export BTCPAY_HOST="btcpay.local" export REVERSEPROXY_DEFAULT_HOST="$BTCPAY_HOST" export NBITCOIN_NETWORK="mainnet" export BTCPAYGEN_CRYPTO1="btc" export BTCPAYGEN_LIGHTNING="clightning" export BTCPAYGEN_REVERSEPROXY="nginx" export BTCPAYGEN_ADDITIONAL_FRAGMENTS="opt-more-memory" export BTCPAY_ENABLE_SSH=true
If you want to use multiple hostnames, add them via the optional
In case you want to restrict access to your local network only, please note that you need to use a
Run the BTCPay installation:
. ./btcpay-setup.sh -i
It should be up and running within a few minutes. Try opening http://btcpay.local in your web browser. If everything is correct, you will see BTCPay Server front page.
Now, you just need to wait a day or so for the Bitcoin blockchain to sync and full verify. The bottom of the BTCPay Server web GUI will show a pop-up dialog box to monitor the progress.
# FastSync (optional)
Please read very carefully to understand what FastSync is and why it is important to verify the UTXO set yourself.

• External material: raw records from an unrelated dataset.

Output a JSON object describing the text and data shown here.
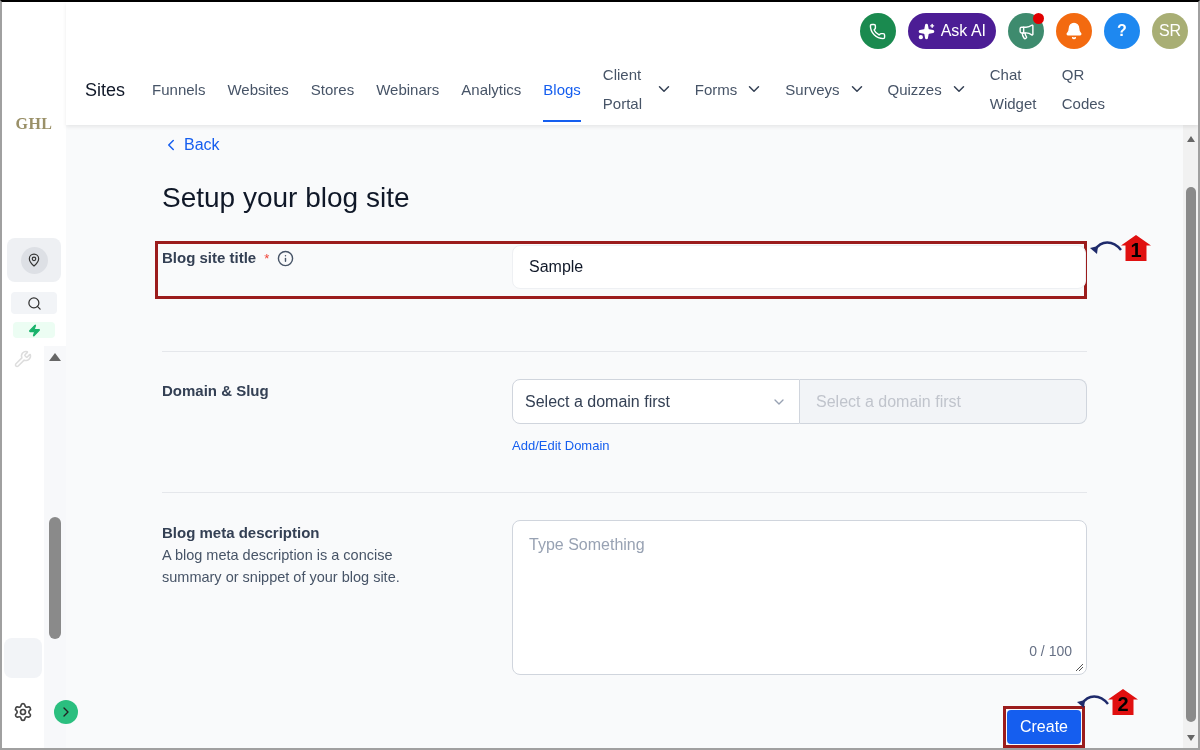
{
  "sidebar": {
    "logo": "GHL"
  },
  "header": {
    "ask_ai": "Ask AI",
    "avatar": "SR",
    "help": "?",
    "megaphone_unread": true
  },
  "nav": {
    "title": "Sites",
    "tabs": [
      {
        "label": "Funnels",
        "selected": false,
        "dropdown": false
      },
      {
        "label": "Websites",
        "selected": false,
        "dropdown": false
      },
      {
        "label": "Stores",
        "selected": false,
        "dropdown": false
      },
      {
        "label": "Webinars",
        "selected": false,
        "dropdown": false
      },
      {
        "label": "Analytics",
        "selected": false,
        "dropdown": false
      },
      {
        "label": "Blogs",
        "selected": true,
        "dropdown": false
      },
      {
        "label": "Client Portal",
        "selected": false,
        "dropdown": true
      },
      {
        "label": "Forms",
        "selected": false,
        "dropdown": true
      },
      {
        "label": "Surveys",
        "selected": false,
        "dropdown": true
      },
      {
        "label": "Quizzes",
        "selected": false,
        "dropdown": true
      },
      {
        "label": "Chat Widget",
        "selected": false,
        "dropdown": false
      },
      {
        "label": "QR Codes",
        "selected": false,
        "dropdown": false
      }
    ]
  },
  "back": "Back",
  "heading": "Setup your blog site",
  "fields": [
    {
      "kind": "text",
      "label": "Blog site title",
      "required_mark": "*",
      "info": true,
      "value": "Sample",
      "annotation": "1"
    },
    {
      "kind": "domain",
      "label": "Domain & Slug",
      "select_placeholder": "Select a domain first",
      "slug_placeholder": "Select a domain first",
      "link": "Add/Edit Domain"
    },
    {
      "kind": "textarea",
      "label": "Blog meta description",
      "description": "A blog meta description is a concise summary or snippet of your blog site.",
      "placeholder": "Type Something",
      "counter": "0 / 100"
    }
  ],
  "create": {
    "label": "Create",
    "annotation": "2"
  }
}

By using FastSync, you are exposing yourself to attacks if a malicious UTXO set snapshot (opens new window) is sent to you. If you have another trusted node somewhere else, you can check the validity of the UTXO set gathered by FastSync by following these instructions (opens new window).
# Stop BTCPay Server cd /root/btcpayserver/btcpayserver-docker ./btcpay-down.sh # Import FastSync UTXO set cd contrib/FastSync ./load-utxo-set.sh

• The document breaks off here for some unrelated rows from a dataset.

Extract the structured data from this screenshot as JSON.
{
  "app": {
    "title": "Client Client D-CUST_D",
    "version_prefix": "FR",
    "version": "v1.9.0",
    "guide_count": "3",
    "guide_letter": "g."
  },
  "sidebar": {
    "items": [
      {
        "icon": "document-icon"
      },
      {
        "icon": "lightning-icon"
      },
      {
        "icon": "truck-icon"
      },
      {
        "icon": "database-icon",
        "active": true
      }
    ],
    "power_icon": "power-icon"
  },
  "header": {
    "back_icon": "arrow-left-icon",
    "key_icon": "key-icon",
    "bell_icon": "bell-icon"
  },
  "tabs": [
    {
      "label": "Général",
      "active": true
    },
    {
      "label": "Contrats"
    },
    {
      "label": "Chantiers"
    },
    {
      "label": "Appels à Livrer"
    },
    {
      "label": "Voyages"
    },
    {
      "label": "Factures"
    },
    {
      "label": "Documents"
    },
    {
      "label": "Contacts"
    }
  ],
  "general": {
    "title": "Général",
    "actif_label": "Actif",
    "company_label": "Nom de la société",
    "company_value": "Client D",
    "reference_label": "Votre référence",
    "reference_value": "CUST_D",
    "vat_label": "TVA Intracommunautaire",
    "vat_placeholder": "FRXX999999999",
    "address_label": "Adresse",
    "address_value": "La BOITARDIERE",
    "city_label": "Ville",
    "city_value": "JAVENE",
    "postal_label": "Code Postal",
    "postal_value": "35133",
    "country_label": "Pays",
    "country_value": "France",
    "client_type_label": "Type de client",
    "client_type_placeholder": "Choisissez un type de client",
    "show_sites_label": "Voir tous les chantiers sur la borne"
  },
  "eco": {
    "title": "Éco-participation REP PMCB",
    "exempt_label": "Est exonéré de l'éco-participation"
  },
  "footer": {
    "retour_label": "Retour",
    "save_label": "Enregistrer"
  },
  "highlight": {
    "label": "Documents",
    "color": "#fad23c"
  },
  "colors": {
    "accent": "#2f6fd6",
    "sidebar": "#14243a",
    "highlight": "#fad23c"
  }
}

FastSync currently takes about 30 minutes on a high-speed internet connection. After FastSync finishes, run the following command to restart BTCPay Server:
cd ../.. ./btcpay-up.sh